Prompt: Every line containing the string "placeholder" should be returned from the records.

Dataset excerpts:
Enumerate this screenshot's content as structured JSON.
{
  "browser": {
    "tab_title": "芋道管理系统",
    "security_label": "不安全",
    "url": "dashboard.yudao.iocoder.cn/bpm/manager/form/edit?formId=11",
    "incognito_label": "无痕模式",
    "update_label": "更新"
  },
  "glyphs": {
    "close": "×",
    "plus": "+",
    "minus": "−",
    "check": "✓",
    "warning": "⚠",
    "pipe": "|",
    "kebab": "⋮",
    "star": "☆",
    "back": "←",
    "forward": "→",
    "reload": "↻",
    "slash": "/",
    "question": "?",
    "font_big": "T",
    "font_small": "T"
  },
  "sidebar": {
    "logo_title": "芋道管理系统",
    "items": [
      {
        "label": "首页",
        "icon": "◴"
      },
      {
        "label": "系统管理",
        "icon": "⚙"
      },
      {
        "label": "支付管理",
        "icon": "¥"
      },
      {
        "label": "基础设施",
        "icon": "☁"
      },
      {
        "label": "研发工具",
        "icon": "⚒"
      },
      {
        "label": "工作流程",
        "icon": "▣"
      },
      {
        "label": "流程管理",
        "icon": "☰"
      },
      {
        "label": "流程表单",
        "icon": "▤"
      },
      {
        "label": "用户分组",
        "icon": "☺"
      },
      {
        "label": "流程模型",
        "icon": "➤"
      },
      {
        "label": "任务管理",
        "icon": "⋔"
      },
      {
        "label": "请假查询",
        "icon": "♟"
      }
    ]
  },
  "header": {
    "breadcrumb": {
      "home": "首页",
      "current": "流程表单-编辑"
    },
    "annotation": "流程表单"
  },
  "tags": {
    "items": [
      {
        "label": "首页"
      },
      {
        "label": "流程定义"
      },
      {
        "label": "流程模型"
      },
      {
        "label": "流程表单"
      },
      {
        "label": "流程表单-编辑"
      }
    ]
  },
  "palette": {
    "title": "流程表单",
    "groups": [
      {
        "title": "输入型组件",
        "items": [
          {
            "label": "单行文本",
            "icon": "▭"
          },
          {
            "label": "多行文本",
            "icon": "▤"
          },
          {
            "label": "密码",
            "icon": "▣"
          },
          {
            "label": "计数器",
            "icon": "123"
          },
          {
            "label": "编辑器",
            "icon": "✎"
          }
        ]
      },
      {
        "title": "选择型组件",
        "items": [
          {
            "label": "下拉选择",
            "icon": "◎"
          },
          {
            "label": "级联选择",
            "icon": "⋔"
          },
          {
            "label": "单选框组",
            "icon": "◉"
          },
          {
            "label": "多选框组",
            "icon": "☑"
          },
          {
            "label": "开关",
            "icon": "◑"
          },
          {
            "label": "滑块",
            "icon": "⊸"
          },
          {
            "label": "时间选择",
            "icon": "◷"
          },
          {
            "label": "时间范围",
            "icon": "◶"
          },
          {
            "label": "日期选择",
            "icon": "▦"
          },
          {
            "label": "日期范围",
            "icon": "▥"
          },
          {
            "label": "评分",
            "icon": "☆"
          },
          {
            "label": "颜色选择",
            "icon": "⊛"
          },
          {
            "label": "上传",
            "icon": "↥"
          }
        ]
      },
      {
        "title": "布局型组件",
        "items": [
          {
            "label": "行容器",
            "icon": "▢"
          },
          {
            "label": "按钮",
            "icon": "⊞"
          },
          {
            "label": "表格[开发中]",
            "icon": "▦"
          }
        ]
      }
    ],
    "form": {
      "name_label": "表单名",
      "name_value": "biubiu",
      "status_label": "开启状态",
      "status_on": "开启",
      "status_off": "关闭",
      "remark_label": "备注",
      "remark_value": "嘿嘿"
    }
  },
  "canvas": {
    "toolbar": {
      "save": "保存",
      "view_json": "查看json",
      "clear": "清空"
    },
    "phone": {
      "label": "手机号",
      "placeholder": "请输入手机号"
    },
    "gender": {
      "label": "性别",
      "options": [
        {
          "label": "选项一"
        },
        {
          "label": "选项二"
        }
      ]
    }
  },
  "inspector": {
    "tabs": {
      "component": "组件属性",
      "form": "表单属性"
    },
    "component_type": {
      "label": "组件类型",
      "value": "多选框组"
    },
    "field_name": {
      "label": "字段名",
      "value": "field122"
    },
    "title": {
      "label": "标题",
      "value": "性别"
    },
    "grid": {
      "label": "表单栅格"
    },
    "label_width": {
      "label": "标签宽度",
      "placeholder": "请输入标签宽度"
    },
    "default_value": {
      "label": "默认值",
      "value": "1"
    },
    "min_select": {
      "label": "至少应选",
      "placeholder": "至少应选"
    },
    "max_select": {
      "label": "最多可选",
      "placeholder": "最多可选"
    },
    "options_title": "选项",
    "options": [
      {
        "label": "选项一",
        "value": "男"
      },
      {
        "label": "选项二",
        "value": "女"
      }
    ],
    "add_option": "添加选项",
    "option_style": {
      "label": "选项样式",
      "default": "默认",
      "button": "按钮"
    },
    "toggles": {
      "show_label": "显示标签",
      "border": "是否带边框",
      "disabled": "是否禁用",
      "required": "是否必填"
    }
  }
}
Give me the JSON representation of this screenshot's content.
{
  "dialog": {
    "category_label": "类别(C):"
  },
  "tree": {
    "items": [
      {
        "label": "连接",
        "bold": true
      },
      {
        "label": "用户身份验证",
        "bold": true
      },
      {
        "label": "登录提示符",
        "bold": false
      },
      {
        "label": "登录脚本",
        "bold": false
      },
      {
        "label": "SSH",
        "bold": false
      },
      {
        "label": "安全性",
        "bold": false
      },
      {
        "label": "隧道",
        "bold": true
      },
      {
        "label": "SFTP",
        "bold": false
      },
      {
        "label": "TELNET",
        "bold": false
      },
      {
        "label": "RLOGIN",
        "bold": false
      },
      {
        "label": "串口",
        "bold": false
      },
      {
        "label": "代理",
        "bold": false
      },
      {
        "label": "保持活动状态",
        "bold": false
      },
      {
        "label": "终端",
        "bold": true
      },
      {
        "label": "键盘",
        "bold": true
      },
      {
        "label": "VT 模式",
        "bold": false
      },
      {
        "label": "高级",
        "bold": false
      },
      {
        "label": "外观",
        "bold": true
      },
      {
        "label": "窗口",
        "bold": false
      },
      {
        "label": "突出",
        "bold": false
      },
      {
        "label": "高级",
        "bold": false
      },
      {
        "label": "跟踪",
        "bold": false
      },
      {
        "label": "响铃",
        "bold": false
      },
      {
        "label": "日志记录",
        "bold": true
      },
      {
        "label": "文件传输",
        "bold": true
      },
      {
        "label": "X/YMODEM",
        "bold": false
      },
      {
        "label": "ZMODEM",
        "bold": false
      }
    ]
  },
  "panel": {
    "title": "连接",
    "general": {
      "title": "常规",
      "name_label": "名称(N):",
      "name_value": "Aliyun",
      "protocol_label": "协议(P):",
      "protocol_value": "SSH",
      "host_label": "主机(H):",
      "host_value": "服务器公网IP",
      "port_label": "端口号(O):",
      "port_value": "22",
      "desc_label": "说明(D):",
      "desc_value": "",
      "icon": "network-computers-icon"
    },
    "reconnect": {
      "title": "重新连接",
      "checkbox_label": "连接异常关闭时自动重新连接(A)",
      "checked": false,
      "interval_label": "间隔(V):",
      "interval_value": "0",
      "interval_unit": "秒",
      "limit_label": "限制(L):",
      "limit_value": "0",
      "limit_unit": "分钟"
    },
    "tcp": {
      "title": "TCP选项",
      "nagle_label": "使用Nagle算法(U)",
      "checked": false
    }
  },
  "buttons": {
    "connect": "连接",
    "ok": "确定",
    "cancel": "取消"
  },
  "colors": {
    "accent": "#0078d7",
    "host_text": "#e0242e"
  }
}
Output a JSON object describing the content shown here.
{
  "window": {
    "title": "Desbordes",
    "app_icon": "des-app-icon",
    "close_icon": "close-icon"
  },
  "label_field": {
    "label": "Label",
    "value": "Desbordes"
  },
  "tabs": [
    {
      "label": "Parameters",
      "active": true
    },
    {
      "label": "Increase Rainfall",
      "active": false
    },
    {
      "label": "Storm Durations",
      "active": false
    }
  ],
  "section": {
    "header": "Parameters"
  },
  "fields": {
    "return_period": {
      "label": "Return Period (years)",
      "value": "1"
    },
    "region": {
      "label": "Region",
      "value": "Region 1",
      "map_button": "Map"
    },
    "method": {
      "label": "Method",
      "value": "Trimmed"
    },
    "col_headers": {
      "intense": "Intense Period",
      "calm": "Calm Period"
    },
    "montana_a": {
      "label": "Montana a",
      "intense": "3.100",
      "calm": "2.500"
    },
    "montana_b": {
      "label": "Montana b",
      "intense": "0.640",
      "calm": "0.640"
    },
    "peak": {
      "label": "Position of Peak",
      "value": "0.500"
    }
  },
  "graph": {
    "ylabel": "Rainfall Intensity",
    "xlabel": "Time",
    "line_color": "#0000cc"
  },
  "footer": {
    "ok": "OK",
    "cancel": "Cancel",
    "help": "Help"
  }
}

Task result:
      "placeholder": "请输入手机号"
      "placeholder": "请输入标签宽度"
      "placeholder": "至少应选"
      "placeholder": "最多可选"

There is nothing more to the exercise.